I really am late with this post, I know. I finished Kaleb Nation's The Specter Key Sunday, and it is now Wednesday. (Let's just not mention how long I have gone without reporting my thoughts on The Professor. . . ) So here is my take.
I enjoyed The Farfield Curse. I remember saying also that it had its "moments" of description. But I approached that book being a fan of Kaleb's websites, etc. Now The Specter Key has made me a Bran Hambric fan. The world in these pages was always its own; now Kaleb has filled it with all the minute details. We don't just hear, for instances, about gnomes from Polland himself and see some in a restaurant through windows; there are a couple on a plane that Bran defends. We are not just told that Bran, like his mother, has the capacity to choose great evil; we see how he might begin to make the wrong choices, even for the right reasons (like saving his friend, Astara). It all becomes much more solid.
Perhaps my favorite part: the humor. It was good in the first book; it only gets better in the second. Is Mabel really cleaning the wrecked Wilomas house with a fishbowl-like cover on her head? (Mabel is a clean freak, if you like -- she's always surrounding herself with pills and detoxifiers and the like). Mr. Rat shows up again? And again? (I still don't know whether Mr. Rat is a totally random character as he seems or if his strange intertwining with the plot will come to have some other meaning). Etc, etc. The humor really makes this book a blast to read.
Two things I enjoyed very much in this book: Nim and the bus scenes. Okay, so the series does involve magic, but a fairy was not something I was expecting; hence, Nim was a lot of fun. As a commuter, there was something priceless in seeing Bran having to get a ride on a bus: all of the people going on and off and the strange way conversations, when they do happen, can occur.

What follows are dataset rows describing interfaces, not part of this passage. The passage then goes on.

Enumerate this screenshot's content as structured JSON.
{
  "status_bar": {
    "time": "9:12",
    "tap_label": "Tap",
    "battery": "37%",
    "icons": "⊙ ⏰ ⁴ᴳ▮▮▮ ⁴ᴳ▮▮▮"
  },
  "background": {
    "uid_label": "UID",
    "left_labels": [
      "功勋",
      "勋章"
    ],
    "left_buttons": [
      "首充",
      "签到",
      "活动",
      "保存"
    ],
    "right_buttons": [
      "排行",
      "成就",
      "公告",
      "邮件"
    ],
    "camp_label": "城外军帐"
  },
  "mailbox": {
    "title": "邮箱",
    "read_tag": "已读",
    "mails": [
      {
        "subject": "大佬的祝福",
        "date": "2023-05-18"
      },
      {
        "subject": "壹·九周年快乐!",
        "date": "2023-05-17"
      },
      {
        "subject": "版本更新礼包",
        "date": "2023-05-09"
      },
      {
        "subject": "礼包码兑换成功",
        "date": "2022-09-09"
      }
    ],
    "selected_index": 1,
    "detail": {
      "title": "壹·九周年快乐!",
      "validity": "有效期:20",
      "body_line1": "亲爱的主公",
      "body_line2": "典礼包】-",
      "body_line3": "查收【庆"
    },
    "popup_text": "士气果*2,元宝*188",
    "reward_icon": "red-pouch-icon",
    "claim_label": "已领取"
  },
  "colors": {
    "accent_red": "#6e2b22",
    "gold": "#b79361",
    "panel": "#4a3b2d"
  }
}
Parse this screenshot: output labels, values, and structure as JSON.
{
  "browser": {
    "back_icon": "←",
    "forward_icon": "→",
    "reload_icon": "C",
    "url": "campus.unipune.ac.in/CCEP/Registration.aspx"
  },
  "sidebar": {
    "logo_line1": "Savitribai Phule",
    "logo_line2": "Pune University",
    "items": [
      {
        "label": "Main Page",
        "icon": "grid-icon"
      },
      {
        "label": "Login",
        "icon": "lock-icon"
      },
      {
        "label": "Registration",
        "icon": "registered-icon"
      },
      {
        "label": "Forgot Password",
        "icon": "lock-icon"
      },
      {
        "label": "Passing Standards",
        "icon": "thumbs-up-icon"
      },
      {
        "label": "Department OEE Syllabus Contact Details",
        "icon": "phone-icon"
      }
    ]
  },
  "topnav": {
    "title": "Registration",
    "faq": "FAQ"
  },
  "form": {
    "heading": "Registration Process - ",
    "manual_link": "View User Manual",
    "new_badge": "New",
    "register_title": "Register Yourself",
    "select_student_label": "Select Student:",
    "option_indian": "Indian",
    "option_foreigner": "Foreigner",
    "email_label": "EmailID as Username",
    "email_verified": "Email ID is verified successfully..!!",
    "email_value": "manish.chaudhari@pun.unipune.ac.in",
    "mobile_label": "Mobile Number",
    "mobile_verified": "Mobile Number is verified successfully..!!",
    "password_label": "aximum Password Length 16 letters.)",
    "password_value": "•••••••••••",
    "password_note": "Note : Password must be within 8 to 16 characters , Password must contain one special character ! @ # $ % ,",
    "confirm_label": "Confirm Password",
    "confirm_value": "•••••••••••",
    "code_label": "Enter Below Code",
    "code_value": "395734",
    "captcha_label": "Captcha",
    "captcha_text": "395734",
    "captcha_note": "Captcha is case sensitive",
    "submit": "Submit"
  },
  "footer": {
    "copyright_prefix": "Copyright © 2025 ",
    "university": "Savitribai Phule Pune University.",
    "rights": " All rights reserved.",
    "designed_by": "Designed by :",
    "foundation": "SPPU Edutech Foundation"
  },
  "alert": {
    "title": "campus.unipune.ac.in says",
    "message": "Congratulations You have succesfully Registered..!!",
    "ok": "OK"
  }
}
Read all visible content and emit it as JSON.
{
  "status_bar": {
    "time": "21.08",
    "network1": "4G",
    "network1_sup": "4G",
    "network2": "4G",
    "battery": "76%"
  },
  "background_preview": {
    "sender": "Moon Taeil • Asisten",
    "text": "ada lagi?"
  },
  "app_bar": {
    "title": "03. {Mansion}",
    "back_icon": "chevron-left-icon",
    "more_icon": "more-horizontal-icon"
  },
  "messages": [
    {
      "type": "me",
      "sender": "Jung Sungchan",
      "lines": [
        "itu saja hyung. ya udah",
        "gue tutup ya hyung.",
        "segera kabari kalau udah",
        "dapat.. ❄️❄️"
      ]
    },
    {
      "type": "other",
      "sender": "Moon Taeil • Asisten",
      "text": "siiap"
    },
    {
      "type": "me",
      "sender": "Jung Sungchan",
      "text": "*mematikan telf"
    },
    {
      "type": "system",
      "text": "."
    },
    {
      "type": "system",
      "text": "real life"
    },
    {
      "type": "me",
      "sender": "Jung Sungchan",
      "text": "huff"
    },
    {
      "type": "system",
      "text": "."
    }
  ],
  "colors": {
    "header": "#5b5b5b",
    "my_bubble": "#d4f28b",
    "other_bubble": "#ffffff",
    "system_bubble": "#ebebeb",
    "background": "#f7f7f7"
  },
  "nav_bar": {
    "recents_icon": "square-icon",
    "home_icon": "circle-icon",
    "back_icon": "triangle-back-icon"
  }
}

Now I can say with assurance that this book is worth buying, so again I ask that you help Kaleb Nation reach his goal of getting on the bestseller list by pre-ordering it. I'll be at the launch of the book tour at Changing Hands tomorrow; should be cool.